Interface dataset entries:

= Beginning of Section =

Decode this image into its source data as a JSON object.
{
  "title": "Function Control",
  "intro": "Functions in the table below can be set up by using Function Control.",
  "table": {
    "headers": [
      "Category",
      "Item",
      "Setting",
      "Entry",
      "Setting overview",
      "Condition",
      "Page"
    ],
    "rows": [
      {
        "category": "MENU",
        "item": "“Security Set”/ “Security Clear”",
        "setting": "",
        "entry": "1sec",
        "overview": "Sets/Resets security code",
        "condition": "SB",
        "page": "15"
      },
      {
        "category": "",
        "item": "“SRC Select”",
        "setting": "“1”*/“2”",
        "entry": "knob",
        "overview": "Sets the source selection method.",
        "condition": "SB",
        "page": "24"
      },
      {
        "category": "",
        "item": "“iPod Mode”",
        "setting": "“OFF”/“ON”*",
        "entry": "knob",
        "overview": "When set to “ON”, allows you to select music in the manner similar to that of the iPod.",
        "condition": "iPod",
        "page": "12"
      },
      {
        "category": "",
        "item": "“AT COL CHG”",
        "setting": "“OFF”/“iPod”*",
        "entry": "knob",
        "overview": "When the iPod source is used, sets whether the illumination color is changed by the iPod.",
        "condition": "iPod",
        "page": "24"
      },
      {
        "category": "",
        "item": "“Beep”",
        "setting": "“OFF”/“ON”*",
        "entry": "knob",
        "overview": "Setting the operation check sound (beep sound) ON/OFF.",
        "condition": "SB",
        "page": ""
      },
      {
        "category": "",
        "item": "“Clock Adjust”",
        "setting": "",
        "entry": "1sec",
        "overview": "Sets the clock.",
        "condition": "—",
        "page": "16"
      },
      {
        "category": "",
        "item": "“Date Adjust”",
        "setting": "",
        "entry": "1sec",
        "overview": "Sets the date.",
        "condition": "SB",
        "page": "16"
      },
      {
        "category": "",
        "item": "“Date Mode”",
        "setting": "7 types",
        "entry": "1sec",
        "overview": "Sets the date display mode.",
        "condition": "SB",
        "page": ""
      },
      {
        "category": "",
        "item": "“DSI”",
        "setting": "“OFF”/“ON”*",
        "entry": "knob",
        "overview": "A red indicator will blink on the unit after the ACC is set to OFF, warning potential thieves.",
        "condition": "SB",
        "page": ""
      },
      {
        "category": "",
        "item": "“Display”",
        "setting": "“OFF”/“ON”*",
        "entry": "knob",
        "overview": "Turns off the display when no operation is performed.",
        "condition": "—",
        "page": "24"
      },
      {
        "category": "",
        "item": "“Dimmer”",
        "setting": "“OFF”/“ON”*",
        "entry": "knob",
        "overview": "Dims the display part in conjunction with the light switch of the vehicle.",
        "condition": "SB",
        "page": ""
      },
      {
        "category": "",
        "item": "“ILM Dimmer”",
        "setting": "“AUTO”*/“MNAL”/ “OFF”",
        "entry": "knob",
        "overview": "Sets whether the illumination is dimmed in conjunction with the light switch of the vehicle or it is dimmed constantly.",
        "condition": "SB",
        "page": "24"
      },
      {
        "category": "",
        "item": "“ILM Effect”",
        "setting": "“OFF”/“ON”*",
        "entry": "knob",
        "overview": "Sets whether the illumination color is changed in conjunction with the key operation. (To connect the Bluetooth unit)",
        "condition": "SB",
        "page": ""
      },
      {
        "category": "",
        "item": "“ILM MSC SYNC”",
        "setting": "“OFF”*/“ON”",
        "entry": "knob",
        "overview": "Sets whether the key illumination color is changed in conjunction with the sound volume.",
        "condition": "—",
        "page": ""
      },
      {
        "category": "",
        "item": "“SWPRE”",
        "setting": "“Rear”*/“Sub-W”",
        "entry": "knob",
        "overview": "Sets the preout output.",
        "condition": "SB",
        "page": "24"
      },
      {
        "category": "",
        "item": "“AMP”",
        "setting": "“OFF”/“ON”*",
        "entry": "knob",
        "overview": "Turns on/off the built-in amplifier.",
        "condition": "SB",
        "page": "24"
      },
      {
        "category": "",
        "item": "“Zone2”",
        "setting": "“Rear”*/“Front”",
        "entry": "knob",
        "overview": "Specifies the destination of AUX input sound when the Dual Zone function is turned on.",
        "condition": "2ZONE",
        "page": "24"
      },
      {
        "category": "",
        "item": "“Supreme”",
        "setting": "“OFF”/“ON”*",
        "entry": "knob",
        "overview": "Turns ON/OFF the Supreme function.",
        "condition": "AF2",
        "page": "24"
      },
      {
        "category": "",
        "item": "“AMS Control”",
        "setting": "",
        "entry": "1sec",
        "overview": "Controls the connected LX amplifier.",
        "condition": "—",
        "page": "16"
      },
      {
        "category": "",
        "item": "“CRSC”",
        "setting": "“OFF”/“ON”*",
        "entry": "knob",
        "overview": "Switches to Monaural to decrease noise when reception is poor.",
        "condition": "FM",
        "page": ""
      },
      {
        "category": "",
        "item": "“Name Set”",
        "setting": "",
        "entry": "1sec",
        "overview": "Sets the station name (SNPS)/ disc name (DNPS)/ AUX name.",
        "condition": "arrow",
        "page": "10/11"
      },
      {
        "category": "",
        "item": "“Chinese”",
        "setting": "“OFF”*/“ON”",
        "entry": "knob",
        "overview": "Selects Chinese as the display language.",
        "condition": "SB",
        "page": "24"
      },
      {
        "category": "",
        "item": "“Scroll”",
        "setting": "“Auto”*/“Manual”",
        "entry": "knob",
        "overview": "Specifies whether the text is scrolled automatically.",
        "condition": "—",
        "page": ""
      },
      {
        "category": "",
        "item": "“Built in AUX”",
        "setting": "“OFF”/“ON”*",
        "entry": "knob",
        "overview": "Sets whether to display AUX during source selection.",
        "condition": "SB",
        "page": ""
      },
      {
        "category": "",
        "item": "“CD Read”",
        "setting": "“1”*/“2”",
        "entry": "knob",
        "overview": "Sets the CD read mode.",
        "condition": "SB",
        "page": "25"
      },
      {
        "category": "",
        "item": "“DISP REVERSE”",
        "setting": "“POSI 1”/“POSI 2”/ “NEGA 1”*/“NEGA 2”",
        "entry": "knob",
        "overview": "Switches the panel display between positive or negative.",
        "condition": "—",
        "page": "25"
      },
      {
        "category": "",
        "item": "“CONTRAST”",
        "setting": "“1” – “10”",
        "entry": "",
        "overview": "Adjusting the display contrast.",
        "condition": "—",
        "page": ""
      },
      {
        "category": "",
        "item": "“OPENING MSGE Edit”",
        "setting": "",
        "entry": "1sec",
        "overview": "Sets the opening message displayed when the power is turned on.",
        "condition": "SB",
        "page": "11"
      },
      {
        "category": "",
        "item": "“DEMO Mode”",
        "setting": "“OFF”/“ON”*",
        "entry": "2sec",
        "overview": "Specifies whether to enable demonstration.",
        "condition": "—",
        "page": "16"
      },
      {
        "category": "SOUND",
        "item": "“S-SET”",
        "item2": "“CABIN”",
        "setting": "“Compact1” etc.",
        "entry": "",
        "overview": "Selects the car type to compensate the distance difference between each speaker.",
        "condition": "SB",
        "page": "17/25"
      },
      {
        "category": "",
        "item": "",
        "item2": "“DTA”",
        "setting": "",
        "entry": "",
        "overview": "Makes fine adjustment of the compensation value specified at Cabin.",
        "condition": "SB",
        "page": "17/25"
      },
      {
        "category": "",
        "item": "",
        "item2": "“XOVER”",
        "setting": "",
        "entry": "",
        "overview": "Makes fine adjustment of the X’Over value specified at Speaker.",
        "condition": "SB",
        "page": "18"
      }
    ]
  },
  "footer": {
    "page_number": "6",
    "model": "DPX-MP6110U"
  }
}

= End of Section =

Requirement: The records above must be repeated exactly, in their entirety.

The completed task:
Decode this image into its source data as a JSON object.
{
  "title": "Function Control",
  "intro": "Functions in the table below can be set up by using Function Control.",
  "table": {
    "headers": [
      "Category",
      "Item",
      "Setting",
      "Entry",
      "Setting overview",
      "Condition",
      "Page"
    ],
    "rows": [
      {
        "category": "MENU",
        "item": "“Security Set”/ “Security Clear”",
        "setting": "",
        "entry": "1sec",
        "overview": "Sets/Resets security code",
        "condition": "SB",
        "page": "15"
      },
      {
        "category": "",
        "item": "“SRC Select”",
        "setting": "“1”*/“2”",
        "entry": "knob",
        "overview": "Sets the source selection method.",
        "condition": "SB",
        "page": "24"
      },
      {
        "category": "",
        "item": "“iPod Mode”",
        "setting": "“OFF”/“ON”*",
        "entry": "knob",
        "overview": "When set to “ON”, allows you to select music in the manner similar to that of the iPod.",
        "condition": "iPod",
        "page": "12"
      },
      {
        "category": "",
        "item": "“AT COL CHG”",
        "setting": "“OFF”/“iPod”*",
        "entry": "knob",
        "overview": "When the iPod source is used, sets whether the illumination color is changed by the iPod.",
        "condition": "iPod",
        "page": "24"
      },
      {
        "category": "",
        "item": "“Beep”",
        "setting": "“OFF”/“ON”*",
        "entry": "knob",
        "overview": "Setting the operation check sound (beep sound) ON/OFF.",
        "condition": "SB",
        "page": ""
      },
      {
        "category": "",
        "item": "“Clock Adjust”",
        "setting": "",
        "entry": "1sec",
        "overview": "Sets the clock.",
        "condition": "—",
        "page": "16"
      },
      {
        "category": "",
        "item": "“Date Adjust”",
        "setting": "",
        "entry": "1sec",
        "overview": "Sets the date.",
        "condition": "SB",
        "page": "16"
      },
      {
        "category": "",
        "item": "“Date Mode”",
        "setting": "7 types",
        "entry": "1sec",
        "overview": "Sets the date display mode.",
        "condition": "SB",
        "page": ""
      },
      {
        "category": "",
        "item": "“DSI”",
        "setting": "“OFF”/“ON”*",
        "entry": "knob",
        "overview": "A red indicator will blink on the unit after the ACC is set to OFF, warning potential thieves.",
        "condition": "SB",
        "page": ""
      },
      {
        "category": "",
        "item": "“Display”",
        "setting": "“OFF”/“ON”*",
        "entry": "knob",
        "overview": "Turns off the display when no operation is performed.",
        "condition": "—",
        "page": "24"
      },
      {
        "category": "",
        "item": "“Dimmer”",
        "setting": "“OFF”/“ON”*",
        "entry": "knob",
        "overview": "Dims the display part in conjunction with the light switch of the vehicle.",
        "condition": "SB",
        "page": ""
      },
      {
        "category": "",
        "item": "“ILM Dimmer”",
        "setting": "“AUTO”*/“MNAL”/ “OFF”",
        "entry": "knob",
        "overview": "Sets whether the illumination is dimmed in conjunction with the light switch of the vehicle or it is dimmed constantly.",
        "condition": "SB",
        "page": "24"
      },
      {
        "category": "",
        "item": "“ILM Effect”",
        "setting": "“OFF”/“ON”*",
        "entry": "knob",
        "overview": "Sets whether the illumination color is changed in conjunction with the key operation. (To connect the Bluetooth unit)",
        "condition": "SB",
        "page": ""
      },
      {
        "category": "",
        "item": "“ILM MSC SYNC”",
        "setting": "“OFF”*/“ON”",
        "entry": "knob",
        "overview": "Sets whether the key illumination color is changed in conjunction with the sound volume.",
        "condition": "—",
        "page": ""
      },
      {
        "category": "",
        "item": "“SWPRE”",
        "setting": "“Rear”*/“Sub-W”",
        "entry": "knob",
        "overview": "Sets the preout output.",
        "condition": "SB",
        "page": "24"
      },
      {
        "category": "",
        "item": "“AMP”",
        "setting": "“OFF”/“ON”*",
        "entry": "knob",
        "overview": "Turns on/off the built-in amplifier.",
        "condition": "SB",
        "page": "24"
      },
      {
        "category": "",
        "item": "“Zone2”",
        "setting": "“Rear”*/“Front”",
        "entry": "knob",
        "overview": "Specifies the destination of AUX input sound when the Dual Zone function is turned on.",
        "condition": "2ZONE",
        "page": "24"
      },
      {
        "category": "",
        "item": "“Supreme”",
        "setting": "“OFF”/“ON”*",
        "entry": "knob",
        "overview": "Turns ON/OFF the Supreme function.",
        "condition": "AF2",
        "page": "24"
      },
      {
        "category": "",
        "item": "“AMS Control”",
        "setting": "",
        "entry": "1sec",
        "overview": "Controls the connected LX amplifier.",
        "condition": "—",
        "page": "16"
      },
      {
        "category": "",
        "item": "“CRSC”",
        "setting": "“OFF”/“ON”*",
        "entry": "knob",
        "overview": "Switches to Monaural to decrease noise when reception is poor.",
        "condition": "FM",
        "page": ""
      },
      {
        "category": "",
        "item": "“Name Set”",
        "setting": "",
        "entry": "1sec",
        "overview": "Sets the station name (SNPS)/ disc name (DNPS)/ AUX name.",
        "condition": "arrow",
        "page": "10/11"
      },
      {
        "category": "",
        "item": "“Chinese”",
        "setting": "“OFF”*/“ON”",
        "entry": "knob",
        "overview": "Selects Chinese as the display language.",
        "condition": "SB",
        "page": "24"
      },
      {
        "category": "",
        "item": "“Scroll”",
        "setting": "“Auto”*/“Manual”",
        "entry": "knob",
        "overview": "Specifies whether the text is scrolled automatically.",
        "condition": "—",
        "page": ""
      },
      {
        "category": "",
        "item": "“Built in AUX”",
        "setting": "“OFF”/“ON”*",
        "entry": "knob",
        "overview": "Sets whether to display AUX during source selection.",
        "condition": "SB",
        "page": ""
      },
      {
        "category": "",
        "item": "“CD Read”",
        "setting": "“1”*/“2”",
        "entry": "knob",
        "overview": "Sets the CD read mode.",
        "condition": "SB",
        "page": "25"
      },
      {
        "category": "",
        "item": "“DISP REVERSE”",
        "setting": "“POSI 1”/“POSI 2”/ “NEGA 1”*/“NEGA 2”",
        "entry": "knob",
        "overview": "Switches the panel display between positive or negative.",
        "condition": "—",
        "page": "25"
      },
      {
        "category": "",
        "item": "“CONTRAST”",
        "setting": "“1” – “10”",
        "entry": "",
        "overview": "Adjusting the display contrast.",
        "condition": "—",
        "page": ""
      },
      {
        "category": "",
        "item": "“OPENING MSGE Edit”",
        "setting": "",
        "entry": "1sec",
        "overview": "Sets the opening message displayed when the power is turned on.",
        "condition": "SB",
        "page": "11"
      },
      {
        "category": "",
        "item": "“DEMO Mode”",
        "setting": "“OFF”/“ON”*",
        "entry": "2sec",
        "overview": "Specifies whether to enable demonstration.",
        "condition": "—",
        "page": "16"
      },
      {
        "category": "SOUND",
        "item": "“S-SET”",
        "item2": "“CABIN”",
        "setting": "“Compact1” etc.",
        "entry": "",
        "overview": "Selects the car type to compensate the distance difference between each speaker.",
        "condition": "SB",
        "page": "17/25"
      },
      {
        "category": "",
        "item": "",
        "item2": "“DTA”",
        "setting": "",
        "entry": "",
        "overview": "Makes fine adjustment of the compensation value specified at Cabin.",
        "condition": "SB",
        "page": "17/25"
      },
      {
        "category": "",
        "item": "",
        "item2": "“XOVER”",
        "setting": "",
        "entry": "",
        "overview": "Makes fine adjustment of the X’Over value specified at Speaker.",
        "condition": "SB",
        "page": "18"
      }
    ]
  },
  "footer": {
    "page_number": "6",
    "model": "DPX-MP6110U"
  }
}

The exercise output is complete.